Iraq has continued to implement strict inspection measures on imported goods through its maritime ports in the southern city of Basra, after having been accused of turning into “a warehouse for mediocre products.”
Rafed Mahmoud, chairman of al-Nasseem Co. for Foods LLC, which is headquartered in Baghdad, said that the Iraqi Ministry of Planning has resumed, since the beginning of April, the implementation of strict inspection measures on goods supplied to Iraq through Basra’s ports.
“These measures have obstructed the entry of around 50% of goods that used to be supplied to Iraq under normal conditions in the past,” he added.
Companies specializing in the import-export sector objected to the standardization measures that resulted in commercial shipments piling up on border outlets. On the other hand, 20 Iraqi commercial and naval companies filed complaints in this regard, demanding that the Iraqi government reconsider these measures.
Traders and suppliers said that dozens of trade shipments have been held up at the ports of Khor al-Zubair, Umm Qasr and Abu Flous in Basra city, due to standardization and quality control measures. As a result of the delay, the goods got damaged or [the companies] incurred financial losses.

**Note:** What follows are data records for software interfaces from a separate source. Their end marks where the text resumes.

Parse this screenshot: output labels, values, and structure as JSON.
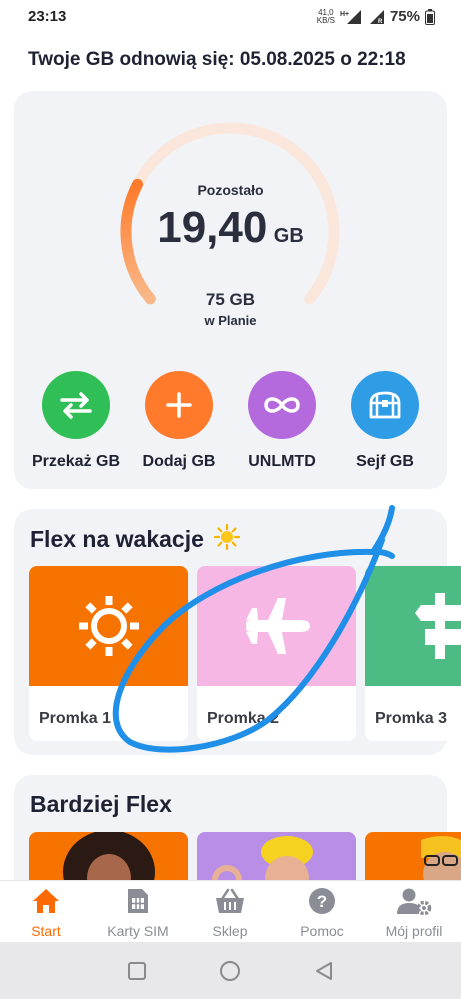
{
  "status": {
    "time": "23:13",
    "net_speed_value": "41,0",
    "net_speed_unit": "KB/S",
    "battery": "75%"
  },
  "renewal_text": "Twoje GB odnowią się: 05.08.2025 o 22:18",
  "gauge": {
    "remaining_label": "Pozostało",
    "remaining_value": "19,40",
    "unit": "GB",
    "plan_value": "75 GB",
    "plan_label": "w Planie",
    "fill_fraction": 0.2587,
    "track_color": "#fae6da",
    "fill_color_start": "#ff7a2a",
    "fill_color_end": "#f9b88a"
  },
  "actions": [
    {
      "label": "Przekaż GB",
      "icon": "transfer-arrows-icon",
      "color": "#2fbf56"
    },
    {
      "label": "Dodaj GB",
      "icon": "plus-icon",
      "color": "#ff7a2a"
    },
    {
      "label": "UNLMTD",
      "icon": "infinity-icon",
      "color": "#b46adc"
    },
    {
      "label": "Sejf GB",
      "icon": "treasure-chest-icon",
      "color": "#2e9de6"
    }
  ],
  "flex_section": {
    "title": "Flex na wakacje",
    "title_icon": "sun-emoji-icon",
    "promos": [
      {
        "label": "Promka 1",
        "icon": "sun-icon",
        "color": "#f67300"
      },
      {
        "label": "Promka 2",
        "icon": "airplane-icon",
        "color": "#f6b7e4"
      },
      {
        "label": "Promka 3",
        "icon": "signpost-icon",
        "color": "#4dbb84"
      }
    ]
  },
  "more_section": {
    "title": "Bardziej Flex"
  },
  "bottom_nav": [
    {
      "label": "Start",
      "icon": "home-icon",
      "active": true
    },
    {
      "label": "Karty SIM",
      "icon": "sim-card-icon",
      "active": false
    },
    {
      "label": "Sklep",
      "icon": "basket-icon",
      "active": false
    },
    {
      "label": "Pomoc",
      "icon": "help-icon",
      "active": false
    },
    {
      "label": "Mój profil",
      "icon": "user-settings-icon",
      "active": false
    }
  ],
  "colors": {
    "accent": "#ff6a00",
    "card_bg": "#f2f3f6",
    "annotation_stroke": "#1f8fe8"
  }
}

The traders and suppliers asserted that they have stopped their trade activities until the government responds to their demands.

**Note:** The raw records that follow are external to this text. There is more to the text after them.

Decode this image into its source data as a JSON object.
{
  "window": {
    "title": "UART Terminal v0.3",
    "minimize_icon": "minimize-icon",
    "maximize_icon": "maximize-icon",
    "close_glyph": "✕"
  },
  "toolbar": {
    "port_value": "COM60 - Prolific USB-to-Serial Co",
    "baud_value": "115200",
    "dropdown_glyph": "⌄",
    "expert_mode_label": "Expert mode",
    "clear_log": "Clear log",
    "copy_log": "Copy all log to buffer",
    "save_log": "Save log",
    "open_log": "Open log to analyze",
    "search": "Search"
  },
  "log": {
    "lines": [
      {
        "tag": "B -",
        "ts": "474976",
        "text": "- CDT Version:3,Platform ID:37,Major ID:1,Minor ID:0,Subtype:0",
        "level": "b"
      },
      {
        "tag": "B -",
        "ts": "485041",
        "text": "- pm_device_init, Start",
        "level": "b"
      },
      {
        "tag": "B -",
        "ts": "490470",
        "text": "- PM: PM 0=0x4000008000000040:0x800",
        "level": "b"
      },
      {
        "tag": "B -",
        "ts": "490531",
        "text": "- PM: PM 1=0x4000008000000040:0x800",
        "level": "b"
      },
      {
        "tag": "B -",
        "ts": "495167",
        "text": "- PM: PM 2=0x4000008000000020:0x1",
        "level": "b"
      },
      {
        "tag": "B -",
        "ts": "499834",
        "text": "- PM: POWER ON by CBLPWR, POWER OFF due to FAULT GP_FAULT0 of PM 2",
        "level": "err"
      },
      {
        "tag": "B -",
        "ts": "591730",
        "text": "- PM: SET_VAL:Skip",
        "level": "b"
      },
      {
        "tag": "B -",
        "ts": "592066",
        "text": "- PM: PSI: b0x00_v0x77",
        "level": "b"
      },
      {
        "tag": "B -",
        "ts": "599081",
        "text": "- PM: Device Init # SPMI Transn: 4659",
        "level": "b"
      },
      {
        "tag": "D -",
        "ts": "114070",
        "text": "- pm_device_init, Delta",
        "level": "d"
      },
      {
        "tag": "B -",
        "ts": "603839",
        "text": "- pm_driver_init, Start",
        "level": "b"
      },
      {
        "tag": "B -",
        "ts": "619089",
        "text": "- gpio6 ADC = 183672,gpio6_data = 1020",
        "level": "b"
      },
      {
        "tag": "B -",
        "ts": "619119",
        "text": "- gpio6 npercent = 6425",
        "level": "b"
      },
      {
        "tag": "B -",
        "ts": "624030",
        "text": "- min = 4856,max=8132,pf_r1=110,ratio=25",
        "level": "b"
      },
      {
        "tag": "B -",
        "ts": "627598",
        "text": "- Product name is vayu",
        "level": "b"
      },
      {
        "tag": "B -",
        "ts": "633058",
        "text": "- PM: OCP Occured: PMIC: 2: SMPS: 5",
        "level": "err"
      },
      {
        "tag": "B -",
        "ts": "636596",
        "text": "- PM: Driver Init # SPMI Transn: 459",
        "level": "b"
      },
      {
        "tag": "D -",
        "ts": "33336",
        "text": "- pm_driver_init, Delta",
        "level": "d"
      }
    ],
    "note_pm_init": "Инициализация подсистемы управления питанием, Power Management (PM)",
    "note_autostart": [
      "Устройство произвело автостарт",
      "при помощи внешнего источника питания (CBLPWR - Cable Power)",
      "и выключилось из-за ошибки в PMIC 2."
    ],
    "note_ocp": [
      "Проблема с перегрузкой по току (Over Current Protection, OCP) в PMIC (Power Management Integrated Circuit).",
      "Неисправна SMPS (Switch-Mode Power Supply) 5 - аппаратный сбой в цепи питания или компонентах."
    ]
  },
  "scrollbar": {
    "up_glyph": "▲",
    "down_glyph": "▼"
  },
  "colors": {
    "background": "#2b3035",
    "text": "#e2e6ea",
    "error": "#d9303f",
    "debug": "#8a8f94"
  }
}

Suppliers noted that the new standardization measures have been limited to the maritime supply outlets. However, it is expected that the land outlets will also be subject to these measures as of next month.

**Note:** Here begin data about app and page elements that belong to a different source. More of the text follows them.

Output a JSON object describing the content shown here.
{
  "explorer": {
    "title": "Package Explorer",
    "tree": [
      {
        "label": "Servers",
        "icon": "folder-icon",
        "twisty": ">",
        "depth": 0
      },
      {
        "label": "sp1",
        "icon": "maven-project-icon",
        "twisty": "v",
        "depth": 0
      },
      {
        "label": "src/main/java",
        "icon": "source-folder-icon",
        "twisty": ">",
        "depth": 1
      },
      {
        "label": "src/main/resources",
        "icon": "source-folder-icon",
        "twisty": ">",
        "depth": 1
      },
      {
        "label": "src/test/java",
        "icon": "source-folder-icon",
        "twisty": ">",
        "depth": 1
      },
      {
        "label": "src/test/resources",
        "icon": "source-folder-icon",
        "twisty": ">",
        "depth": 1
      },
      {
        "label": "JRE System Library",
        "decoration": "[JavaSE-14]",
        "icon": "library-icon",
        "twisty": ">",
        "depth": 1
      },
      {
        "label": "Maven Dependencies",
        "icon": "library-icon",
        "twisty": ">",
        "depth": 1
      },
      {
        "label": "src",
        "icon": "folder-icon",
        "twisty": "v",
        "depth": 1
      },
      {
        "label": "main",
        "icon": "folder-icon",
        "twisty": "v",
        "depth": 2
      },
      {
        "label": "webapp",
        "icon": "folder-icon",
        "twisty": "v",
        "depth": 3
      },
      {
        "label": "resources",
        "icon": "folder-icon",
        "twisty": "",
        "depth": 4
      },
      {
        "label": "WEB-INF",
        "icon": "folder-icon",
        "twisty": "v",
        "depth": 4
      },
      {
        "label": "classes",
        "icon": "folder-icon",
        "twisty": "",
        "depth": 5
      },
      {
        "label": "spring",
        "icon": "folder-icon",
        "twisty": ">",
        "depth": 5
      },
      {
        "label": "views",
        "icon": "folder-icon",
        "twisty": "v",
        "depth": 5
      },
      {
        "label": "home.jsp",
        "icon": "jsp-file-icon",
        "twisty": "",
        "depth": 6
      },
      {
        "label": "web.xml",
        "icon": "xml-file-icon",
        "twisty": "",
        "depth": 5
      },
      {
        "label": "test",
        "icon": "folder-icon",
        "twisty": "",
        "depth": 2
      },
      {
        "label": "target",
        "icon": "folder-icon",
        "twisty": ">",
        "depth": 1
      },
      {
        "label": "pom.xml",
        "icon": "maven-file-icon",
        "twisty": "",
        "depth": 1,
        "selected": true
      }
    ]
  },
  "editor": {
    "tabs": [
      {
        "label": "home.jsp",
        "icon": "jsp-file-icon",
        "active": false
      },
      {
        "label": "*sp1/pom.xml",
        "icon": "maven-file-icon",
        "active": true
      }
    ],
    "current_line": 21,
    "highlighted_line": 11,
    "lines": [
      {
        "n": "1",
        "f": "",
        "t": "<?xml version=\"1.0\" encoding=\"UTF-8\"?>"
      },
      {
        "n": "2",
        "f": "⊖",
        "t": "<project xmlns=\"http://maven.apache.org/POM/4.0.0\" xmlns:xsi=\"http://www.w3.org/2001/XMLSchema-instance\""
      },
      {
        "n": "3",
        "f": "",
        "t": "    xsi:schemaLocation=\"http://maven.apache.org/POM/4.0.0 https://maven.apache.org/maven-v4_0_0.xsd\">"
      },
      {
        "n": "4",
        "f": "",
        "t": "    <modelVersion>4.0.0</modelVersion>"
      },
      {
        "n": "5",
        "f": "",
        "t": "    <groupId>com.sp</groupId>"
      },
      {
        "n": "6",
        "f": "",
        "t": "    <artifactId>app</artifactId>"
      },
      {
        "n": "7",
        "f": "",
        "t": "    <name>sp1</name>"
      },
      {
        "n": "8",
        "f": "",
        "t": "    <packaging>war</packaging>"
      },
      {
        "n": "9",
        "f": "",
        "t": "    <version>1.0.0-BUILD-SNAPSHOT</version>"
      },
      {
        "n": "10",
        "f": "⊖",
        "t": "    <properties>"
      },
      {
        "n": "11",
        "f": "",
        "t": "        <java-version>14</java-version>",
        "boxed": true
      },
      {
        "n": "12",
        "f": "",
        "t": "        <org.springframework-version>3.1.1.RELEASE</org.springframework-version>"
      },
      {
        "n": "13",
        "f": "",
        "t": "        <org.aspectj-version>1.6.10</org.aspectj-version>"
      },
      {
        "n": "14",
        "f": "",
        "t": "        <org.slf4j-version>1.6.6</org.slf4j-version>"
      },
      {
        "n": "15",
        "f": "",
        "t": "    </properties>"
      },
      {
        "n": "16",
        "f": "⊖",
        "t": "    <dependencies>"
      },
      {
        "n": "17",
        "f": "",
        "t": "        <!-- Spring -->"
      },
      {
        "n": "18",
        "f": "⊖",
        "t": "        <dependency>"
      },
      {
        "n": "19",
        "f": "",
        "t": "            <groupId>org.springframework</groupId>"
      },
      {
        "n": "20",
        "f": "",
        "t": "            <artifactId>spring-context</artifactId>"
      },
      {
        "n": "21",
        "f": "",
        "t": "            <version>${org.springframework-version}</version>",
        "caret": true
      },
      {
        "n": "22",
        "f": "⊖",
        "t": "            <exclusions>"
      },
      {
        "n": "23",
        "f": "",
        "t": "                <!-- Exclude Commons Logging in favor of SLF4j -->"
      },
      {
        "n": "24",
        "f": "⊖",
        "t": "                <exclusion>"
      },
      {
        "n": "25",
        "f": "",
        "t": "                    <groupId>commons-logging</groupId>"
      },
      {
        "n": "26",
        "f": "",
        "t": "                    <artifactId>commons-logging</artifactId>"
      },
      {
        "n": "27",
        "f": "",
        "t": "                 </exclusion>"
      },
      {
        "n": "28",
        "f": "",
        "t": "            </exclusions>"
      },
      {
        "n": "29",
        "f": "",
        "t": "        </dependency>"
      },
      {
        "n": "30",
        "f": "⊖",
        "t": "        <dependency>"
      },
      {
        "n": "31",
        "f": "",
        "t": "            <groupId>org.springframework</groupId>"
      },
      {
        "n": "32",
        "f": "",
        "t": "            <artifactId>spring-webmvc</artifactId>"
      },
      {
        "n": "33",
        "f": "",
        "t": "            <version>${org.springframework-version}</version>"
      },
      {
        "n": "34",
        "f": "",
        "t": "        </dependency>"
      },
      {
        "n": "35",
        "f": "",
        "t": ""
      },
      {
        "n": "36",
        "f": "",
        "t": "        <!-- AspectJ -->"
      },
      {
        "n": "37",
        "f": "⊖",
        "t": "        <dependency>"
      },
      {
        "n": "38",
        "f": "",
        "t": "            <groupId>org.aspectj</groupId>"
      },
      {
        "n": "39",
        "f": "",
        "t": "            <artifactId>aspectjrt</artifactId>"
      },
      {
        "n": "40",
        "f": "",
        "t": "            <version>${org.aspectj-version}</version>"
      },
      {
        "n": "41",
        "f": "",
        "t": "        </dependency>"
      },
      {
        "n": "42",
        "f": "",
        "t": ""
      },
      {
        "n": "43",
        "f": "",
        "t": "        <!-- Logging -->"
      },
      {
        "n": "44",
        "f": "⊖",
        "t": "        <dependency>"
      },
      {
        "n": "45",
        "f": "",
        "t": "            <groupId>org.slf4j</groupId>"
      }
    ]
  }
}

The Iraqi Ministry of Planning inaugurated last month a laboratory for standardization and quality control in Basra province.